BEGIN
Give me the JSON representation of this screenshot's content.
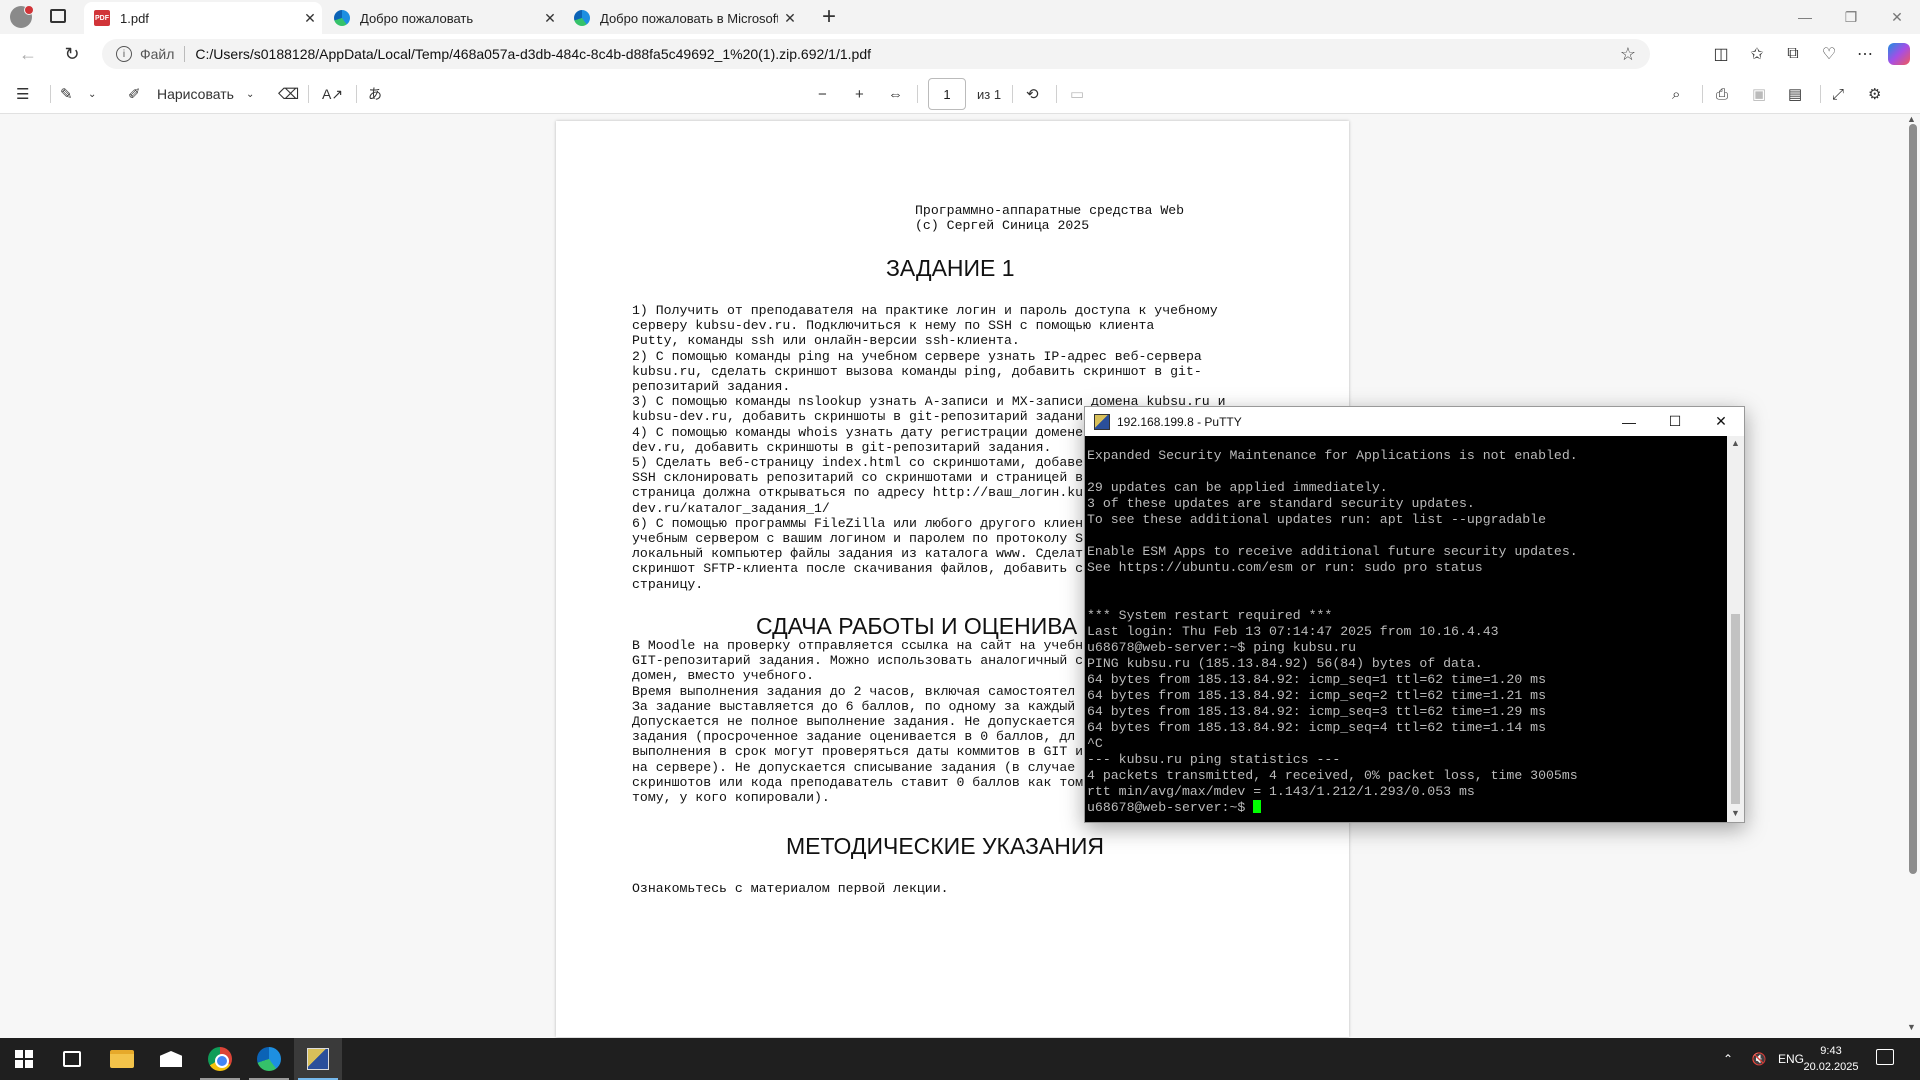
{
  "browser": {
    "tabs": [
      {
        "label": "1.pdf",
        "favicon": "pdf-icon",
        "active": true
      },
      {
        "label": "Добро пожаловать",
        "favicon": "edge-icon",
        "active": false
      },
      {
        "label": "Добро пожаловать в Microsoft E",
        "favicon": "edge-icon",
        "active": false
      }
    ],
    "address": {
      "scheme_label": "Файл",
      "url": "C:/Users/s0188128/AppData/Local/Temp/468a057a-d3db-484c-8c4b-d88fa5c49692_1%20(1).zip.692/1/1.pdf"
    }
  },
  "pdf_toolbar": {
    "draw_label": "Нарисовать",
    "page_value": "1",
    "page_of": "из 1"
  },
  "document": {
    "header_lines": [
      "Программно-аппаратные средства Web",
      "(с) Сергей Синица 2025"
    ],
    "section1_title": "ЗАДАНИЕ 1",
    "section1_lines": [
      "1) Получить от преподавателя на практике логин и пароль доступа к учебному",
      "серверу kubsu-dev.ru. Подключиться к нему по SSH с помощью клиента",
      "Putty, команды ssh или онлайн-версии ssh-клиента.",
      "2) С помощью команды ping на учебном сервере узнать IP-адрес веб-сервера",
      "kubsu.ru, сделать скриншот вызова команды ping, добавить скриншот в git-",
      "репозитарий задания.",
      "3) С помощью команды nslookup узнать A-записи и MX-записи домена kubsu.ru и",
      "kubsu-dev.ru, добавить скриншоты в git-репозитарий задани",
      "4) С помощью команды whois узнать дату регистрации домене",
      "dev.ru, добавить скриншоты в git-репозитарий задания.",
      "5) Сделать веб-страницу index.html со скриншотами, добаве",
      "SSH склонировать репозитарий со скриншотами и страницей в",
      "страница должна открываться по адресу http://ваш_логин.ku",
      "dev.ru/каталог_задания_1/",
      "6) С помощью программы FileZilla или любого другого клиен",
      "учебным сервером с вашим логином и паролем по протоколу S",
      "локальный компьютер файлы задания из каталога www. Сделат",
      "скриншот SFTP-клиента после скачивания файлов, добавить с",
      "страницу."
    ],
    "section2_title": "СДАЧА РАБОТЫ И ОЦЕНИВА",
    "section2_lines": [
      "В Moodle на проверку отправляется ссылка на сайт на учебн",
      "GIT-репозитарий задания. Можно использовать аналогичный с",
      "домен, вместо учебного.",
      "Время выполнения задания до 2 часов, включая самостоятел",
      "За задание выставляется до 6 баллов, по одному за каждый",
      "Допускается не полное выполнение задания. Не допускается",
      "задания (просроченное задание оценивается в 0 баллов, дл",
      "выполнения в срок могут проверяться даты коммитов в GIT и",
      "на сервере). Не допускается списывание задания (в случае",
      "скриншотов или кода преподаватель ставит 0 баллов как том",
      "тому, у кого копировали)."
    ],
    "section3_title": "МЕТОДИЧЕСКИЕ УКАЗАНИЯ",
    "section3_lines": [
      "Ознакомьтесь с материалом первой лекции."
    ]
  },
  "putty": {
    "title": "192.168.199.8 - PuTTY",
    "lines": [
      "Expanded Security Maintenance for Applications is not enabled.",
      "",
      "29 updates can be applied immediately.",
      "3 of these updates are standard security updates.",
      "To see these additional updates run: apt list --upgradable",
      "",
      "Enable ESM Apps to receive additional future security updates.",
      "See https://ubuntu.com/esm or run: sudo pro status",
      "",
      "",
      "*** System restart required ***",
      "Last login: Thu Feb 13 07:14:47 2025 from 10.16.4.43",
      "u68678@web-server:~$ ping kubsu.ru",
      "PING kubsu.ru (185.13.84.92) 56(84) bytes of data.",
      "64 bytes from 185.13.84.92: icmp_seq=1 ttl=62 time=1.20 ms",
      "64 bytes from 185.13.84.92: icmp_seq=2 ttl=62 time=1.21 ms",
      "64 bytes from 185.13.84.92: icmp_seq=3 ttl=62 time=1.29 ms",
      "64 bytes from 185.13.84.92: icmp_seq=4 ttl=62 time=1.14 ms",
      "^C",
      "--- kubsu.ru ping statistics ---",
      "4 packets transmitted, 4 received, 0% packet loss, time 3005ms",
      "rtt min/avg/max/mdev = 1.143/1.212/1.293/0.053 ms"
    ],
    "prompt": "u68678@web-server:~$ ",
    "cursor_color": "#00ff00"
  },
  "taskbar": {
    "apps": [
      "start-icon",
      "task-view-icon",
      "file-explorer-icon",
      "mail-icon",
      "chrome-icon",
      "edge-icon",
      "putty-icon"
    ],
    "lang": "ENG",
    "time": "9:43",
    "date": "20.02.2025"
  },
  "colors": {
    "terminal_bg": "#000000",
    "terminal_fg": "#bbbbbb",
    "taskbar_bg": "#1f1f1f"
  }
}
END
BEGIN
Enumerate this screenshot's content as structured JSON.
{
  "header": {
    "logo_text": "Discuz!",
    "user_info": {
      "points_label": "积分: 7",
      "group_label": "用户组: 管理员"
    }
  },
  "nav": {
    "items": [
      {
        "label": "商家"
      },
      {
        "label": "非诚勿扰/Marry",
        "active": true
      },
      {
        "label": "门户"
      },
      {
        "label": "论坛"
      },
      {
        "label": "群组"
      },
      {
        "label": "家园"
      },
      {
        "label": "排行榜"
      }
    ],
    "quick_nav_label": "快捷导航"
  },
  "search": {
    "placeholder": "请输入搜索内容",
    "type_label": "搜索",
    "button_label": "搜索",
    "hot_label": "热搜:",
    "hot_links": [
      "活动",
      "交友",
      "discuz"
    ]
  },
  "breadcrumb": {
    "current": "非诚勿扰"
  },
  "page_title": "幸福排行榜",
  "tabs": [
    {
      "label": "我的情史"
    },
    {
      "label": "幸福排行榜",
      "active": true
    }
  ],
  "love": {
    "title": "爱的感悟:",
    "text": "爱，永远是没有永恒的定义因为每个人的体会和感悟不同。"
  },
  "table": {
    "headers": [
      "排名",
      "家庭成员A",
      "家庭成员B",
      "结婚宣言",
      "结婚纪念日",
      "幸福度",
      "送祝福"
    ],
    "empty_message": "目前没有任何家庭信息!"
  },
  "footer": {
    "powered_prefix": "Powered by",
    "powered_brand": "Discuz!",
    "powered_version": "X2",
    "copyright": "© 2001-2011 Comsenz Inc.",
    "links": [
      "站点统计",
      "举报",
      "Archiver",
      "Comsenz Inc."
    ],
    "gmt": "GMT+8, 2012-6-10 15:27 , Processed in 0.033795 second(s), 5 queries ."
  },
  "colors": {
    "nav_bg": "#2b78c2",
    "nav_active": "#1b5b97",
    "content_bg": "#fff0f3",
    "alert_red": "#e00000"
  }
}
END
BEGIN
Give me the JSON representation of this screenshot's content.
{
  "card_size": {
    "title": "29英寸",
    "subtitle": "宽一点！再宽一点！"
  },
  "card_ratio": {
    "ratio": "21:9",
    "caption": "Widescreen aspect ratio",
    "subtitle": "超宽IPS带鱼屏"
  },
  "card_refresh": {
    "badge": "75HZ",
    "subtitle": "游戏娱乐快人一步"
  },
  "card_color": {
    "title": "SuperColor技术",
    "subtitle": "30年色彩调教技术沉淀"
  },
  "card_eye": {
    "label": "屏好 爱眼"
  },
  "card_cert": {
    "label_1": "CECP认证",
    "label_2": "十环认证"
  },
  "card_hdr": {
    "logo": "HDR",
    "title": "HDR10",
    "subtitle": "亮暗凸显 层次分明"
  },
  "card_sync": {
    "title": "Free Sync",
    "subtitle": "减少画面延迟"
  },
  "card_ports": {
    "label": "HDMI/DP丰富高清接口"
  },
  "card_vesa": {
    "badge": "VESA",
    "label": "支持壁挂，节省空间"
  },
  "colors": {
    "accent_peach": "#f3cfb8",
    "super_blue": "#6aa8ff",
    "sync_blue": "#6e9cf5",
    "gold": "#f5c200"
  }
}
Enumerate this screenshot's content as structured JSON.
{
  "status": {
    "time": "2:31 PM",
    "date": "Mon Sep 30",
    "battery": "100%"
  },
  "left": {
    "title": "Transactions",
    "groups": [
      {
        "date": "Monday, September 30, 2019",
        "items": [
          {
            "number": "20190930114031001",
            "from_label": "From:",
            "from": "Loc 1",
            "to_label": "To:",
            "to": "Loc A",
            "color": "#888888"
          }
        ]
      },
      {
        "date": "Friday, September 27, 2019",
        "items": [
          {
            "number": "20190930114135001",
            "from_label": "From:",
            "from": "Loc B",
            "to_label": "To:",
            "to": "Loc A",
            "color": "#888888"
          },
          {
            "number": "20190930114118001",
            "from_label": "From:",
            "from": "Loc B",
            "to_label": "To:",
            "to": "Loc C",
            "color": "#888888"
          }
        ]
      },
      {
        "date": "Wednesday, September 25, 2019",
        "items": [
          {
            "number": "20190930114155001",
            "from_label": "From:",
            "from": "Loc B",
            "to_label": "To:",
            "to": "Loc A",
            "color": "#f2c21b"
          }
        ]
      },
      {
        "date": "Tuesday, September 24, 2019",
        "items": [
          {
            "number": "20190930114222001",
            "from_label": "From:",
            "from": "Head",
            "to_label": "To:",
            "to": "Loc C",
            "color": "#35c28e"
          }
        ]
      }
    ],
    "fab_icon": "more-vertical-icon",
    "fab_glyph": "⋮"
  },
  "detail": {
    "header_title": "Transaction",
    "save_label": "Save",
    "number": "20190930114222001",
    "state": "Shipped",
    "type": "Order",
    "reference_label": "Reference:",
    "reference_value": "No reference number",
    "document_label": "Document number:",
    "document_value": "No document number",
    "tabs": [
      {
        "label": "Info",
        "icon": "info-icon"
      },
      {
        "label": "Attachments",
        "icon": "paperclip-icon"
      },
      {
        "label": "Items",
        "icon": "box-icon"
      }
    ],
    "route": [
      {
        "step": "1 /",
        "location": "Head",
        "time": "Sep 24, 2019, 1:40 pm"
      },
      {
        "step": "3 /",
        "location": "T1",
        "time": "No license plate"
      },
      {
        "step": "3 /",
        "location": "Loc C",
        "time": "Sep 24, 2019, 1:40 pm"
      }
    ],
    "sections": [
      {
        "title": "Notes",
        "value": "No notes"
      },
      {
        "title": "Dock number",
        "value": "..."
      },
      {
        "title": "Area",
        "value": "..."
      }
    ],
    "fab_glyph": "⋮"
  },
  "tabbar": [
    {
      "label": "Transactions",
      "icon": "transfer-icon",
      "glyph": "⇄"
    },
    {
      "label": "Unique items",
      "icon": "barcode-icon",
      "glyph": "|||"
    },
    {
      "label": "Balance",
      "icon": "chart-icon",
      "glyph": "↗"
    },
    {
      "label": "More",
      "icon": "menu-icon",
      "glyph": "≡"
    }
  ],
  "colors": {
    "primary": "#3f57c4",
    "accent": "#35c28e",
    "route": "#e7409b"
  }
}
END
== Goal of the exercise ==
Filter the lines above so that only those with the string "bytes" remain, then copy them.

== Written answer ==
      "PING kubsu.ru (185.13.84.92) 56(84) bytes of data.",
      "64 bytes from 185.13.84.92: icmp_seq=1 ttl=62 time=1.20 ms",
      "64 bytes from 185.13.84.92: icmp_seq=2 ttl=62 time=1.21 ms",
      "64 bytes from 185.13.84.92: icmp_seq=3 ttl=62 time=1.29 ms",
      "64 bytes from 185.13.84.92: icmp_seq=4 ttl=62 time=1.14 ms",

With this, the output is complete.